Experiential learning is defined as “the process whereby knowledge is created through the transformation of experience.” (Kolb, 1984, p. 38). The famous four-step cycle of David Kolb depicts the experiential learning process, including the integration of concrete experience, reflective observation, abstract conceptualization, and active experimentation. Please refer to this link for the figure and further explanation.
The philosophy of experiential education was significantly formalised by John Dewey in his book Experience and Education. With a belief that students learn better by doing and by reflecting on the experience, experiential learning can be applied to, but not limited to, hands-on laboratory experiments, internships, Service-Learning, cooperative education, clinical education, student teaching, practicum, undergraduate research experience, community-based research, etc.
For more elaboration on five innovative teaching approaches to experiential learning (i.e., project-based learning, problem-based learning, Service-Learning, place-based education, and active learning), please refer to Wurdinger and Rudolph’s paper Teaching Practices that Improve Student Learning: Five Experiential Approaches.
For more discussion on experiential learning’s mechanism, principles, and instructors’ and students’ roles, please refer to the practices of Boston University.
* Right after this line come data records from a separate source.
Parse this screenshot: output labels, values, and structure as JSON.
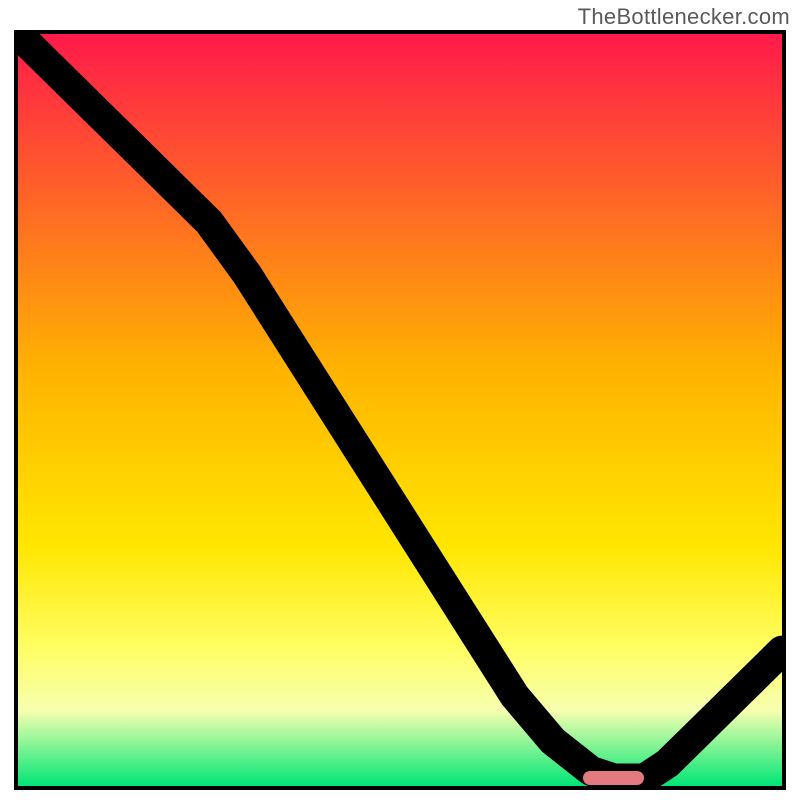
{
  "attribution": "TheBottlenecker.com",
  "chart_data": {
    "type": "line",
    "title": "",
    "xlabel": "",
    "ylabel": "",
    "xlim": [
      0,
      100
    ],
    "ylim": [
      0,
      100
    ],
    "series": [
      {
        "name": "bottleneck-curve",
        "x": [
          0,
          5,
          10,
          15,
          20,
          25,
          30,
          35,
          40,
          45,
          50,
          55,
          60,
          65,
          70,
          75,
          78,
          80,
          82,
          85,
          90,
          95,
          100
        ],
        "y": [
          100,
          95,
          90,
          85,
          80,
          75,
          68,
          60,
          52,
          44,
          36,
          28,
          20,
          12,
          6,
          2,
          1,
          1,
          1,
          3,
          8,
          13,
          18
        ]
      }
    ],
    "marker": {
      "x_center": 78,
      "x_width": 8,
      "y": 1
    },
    "gradient_stops": [
      {
        "pct": 0,
        "color": "#ff1a4b"
      },
      {
        "pct": 45,
        "color": "#ffb400"
      },
      {
        "pct": 68,
        "color": "#ffe600"
      },
      {
        "pct": 82,
        "color": "#ffff66"
      },
      {
        "pct": 90,
        "color": "#f6ffb0"
      },
      {
        "pct": 100,
        "color": "#00e676"
      }
    ]
  }
}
For more professional development resources and opportunities related to experiential education, please refer to the official website of the Association for Experiential Education.